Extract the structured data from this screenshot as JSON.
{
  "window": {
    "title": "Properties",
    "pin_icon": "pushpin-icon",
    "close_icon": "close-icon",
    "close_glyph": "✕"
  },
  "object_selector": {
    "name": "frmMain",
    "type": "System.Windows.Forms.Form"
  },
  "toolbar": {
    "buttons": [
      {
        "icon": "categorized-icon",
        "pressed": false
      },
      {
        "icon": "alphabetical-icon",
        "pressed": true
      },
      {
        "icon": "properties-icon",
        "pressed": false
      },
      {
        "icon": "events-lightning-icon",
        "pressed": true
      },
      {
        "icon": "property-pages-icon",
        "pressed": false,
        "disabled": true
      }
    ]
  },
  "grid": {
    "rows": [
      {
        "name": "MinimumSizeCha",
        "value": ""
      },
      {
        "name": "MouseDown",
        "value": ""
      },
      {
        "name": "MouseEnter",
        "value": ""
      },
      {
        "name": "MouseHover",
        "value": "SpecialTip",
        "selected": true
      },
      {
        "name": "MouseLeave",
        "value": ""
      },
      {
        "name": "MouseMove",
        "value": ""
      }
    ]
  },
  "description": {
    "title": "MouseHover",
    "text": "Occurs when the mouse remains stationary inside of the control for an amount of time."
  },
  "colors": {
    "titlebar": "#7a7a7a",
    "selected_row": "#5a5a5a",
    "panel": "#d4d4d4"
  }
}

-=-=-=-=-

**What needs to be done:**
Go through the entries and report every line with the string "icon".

**Answer for the task:**
    "pin_icon": "pushpin-icon",
    "close_icon": "close-icon",
        "icon": "categorized-icon",
        "icon": "alphabetical-icon",
        "icon": "properties-icon",
        "icon": "events-lightning-icon",
        "icon": "property-pages-icon",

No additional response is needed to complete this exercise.